DATA FOR THE TASK below:

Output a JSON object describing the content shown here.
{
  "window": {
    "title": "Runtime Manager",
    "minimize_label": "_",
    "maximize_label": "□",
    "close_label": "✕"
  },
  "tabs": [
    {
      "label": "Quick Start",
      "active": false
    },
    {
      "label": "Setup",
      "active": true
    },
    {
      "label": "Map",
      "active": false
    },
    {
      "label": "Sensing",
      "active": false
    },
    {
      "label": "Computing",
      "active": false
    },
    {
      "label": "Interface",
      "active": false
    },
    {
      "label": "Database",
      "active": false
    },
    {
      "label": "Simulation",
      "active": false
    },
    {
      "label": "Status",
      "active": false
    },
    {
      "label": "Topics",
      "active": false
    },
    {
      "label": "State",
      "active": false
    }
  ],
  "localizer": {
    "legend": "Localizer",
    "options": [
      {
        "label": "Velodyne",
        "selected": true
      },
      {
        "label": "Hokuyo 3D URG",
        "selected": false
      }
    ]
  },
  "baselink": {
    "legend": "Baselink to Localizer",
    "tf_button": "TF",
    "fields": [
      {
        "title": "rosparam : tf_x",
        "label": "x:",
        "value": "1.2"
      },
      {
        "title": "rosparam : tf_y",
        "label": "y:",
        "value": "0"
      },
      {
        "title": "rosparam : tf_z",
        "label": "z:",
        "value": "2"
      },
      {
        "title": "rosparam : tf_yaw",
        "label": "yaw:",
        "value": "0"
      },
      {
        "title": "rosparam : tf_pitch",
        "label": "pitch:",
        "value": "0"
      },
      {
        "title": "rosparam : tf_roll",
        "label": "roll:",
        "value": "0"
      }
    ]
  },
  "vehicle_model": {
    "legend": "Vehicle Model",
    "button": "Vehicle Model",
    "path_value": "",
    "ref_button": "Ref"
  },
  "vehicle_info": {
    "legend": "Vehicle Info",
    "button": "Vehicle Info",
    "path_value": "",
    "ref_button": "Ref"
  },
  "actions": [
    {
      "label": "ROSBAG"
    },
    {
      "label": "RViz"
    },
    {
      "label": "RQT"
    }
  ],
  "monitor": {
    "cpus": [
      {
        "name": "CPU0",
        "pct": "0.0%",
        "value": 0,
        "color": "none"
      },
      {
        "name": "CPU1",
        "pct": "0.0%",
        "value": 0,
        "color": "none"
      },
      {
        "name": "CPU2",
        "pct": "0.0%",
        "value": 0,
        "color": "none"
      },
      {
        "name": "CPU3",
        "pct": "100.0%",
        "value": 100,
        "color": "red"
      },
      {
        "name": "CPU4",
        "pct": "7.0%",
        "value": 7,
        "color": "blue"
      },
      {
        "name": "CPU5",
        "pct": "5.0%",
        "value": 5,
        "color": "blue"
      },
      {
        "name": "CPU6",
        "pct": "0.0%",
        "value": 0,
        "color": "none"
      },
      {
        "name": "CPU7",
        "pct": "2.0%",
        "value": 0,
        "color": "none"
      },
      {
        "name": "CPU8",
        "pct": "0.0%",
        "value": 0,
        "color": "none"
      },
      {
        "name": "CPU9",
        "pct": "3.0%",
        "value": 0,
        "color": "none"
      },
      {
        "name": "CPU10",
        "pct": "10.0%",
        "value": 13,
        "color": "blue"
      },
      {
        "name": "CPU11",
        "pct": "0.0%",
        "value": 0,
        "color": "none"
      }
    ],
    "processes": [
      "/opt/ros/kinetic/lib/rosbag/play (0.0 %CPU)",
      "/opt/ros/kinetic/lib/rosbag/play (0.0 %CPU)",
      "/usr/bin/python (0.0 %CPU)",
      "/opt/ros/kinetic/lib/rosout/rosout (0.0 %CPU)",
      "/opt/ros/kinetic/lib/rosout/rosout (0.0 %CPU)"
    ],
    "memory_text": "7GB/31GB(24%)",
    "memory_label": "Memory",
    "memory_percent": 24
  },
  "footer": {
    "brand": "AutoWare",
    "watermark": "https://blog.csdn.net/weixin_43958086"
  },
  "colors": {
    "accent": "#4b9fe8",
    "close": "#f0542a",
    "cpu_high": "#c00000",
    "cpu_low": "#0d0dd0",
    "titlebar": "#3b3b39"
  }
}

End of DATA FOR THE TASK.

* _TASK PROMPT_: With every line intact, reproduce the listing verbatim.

* _SOLUTION_:
Output a JSON object describing the content shown here.
{
  "window": {
    "title": "Runtime Manager",
    "minimize_label": "_",
    "maximize_label": "□",
    "close_label": "✕"
  },
  "tabs": [
    {
      "label": "Quick Start",
      "active": false
    },
    {
      "label": "Setup",
      "active": true
    },
    {
      "label": "Map",
      "active": false
    },
    {
      "label": "Sensing",
      "active": false
    },
    {
      "label": "Computing",
      "active": false
    },
    {
      "label": "Interface",
      "active": false
    },
    {
      "label": "Database",
      "active": false
    },
    {
      "label": "Simulation",
      "active": false
    },
    {
      "label": "Status",
      "active": false
    },
    {
      "label": "Topics",
      "active": false
    },
    {
      "label": "State",
      "active": false
    }
  ],
  "localizer": {
    "legend": "Localizer",
    "options": [
      {
        "label": "Velodyne",
        "selected": true
      },
      {
        "label": "Hokuyo 3D URG",
        "selected": false
      }
    ]
  },
  "baselink": {
    "legend": "Baselink to Localizer",
    "tf_button": "TF",
    "fields": [
      {
        "title": "rosparam : tf_x",
        "label": "x:",
        "value": "1.2"
      },
      {
        "title": "rosparam : tf_y",
        "label": "y:",
        "value": "0"
      },
      {
        "title": "rosparam : tf_z",
        "label": "z:",
        "value": "2"
      },
      {
        "title": "rosparam : tf_yaw",
        "label": "yaw:",
        "value": "0"
      },
      {
        "title": "rosparam : tf_pitch",
        "label": "pitch:",
        "value": "0"
      },
      {
        "title": "rosparam : tf_roll",
        "label": "roll:",
        "value": "0"
      }
    ]
  },
  "vehicle_model": {
    "legend": "Vehicle Model",
    "button": "Vehicle Model",
    "path_value": "",
    "ref_button": "Ref"
  },
  "vehicle_info": {
    "legend": "Vehicle Info",
    "button": "Vehicle Info",
    "path_value": "",
    "ref_button": "Ref"
  },
  "actions": [
    {
      "label": "ROSBAG"
    },
    {
      "label": "RViz"
    },
    {
      "label": "RQT"
    }
  ],
  "monitor": {
    "cpus": [
      {
        "name": "CPU0",
        "pct": "0.0%",
        "value": 0,
        "color": "none"
      },
      {
        "name": "CPU1",
        "pct": "0.0%",
        "value": 0,
        "color": "none"
      },
      {
        "name": "CPU2",
        "pct": "0.0%",
        "value": 0,
        "color": "none"
      },
      {
        "name": "CPU3",
        "pct": "100.0%",
        "value": 100,
        "color": "red"
      },
      {
        "name": "CPU4",
        "pct": "7.0%",
        "value": 7,
        "color": "blue"
      },
      {
        "name": "CPU5",
        "pct": "5.0%",
        "value": 5,
        "color": "blue"
      },
      {
        "name": "CPU6",
        "pct": "0.0%",
        "value": 0,
        "color": "none"
      },
      {
        "name": "CPU7",
        "pct": "2.0%",
        "value": 0,
        "color": "none"
      },
      {
        "name": "CPU8",
        "pct": "0.0%",
        "value": 0,
        "color": "none"
      },
      {
        "name": "CPU9",
        "pct": "3.0%",
        "value": 0,
        "color": "none"
      },
      {
        "name": "CPU10",
        "pct": "10.0%",
        "value": 13,
        "color": "blue"
      },
      {
        "name": "CPU11",
        "pct": "0.0%",
        "value": 0,
        "color": "none"
      }
    ],
    "processes": [
      "/opt/ros/kinetic/lib/rosbag/play (0.0 %CPU)",
      "/opt/ros/kinetic/lib/rosbag/play (0.0 %CPU)",
      "/usr/bin/python (0.0 %CPU)",
      "/opt/ros/kinetic/lib/rosout/rosout (0.0 %CPU)",
      "/opt/ros/kinetic/lib/rosout/rosout (0.0 %CPU)"
    ],
    "memory_text": "7GB/31GB(24%)",
    "memory_label": "Memory",
    "memory_percent": 24
  },
  "footer": {
    "brand": "AutoWare",
    "watermark": "https://blog.csdn.net/weixin_43958086"
  },
  "colors": {
    "accent": "#4b9fe8",
    "close": "#f0542a",
    "cpu_high": "#c00000",
    "cpu_low": "#0d0dd0",
    "titlebar": "#3b3b39"
  }
}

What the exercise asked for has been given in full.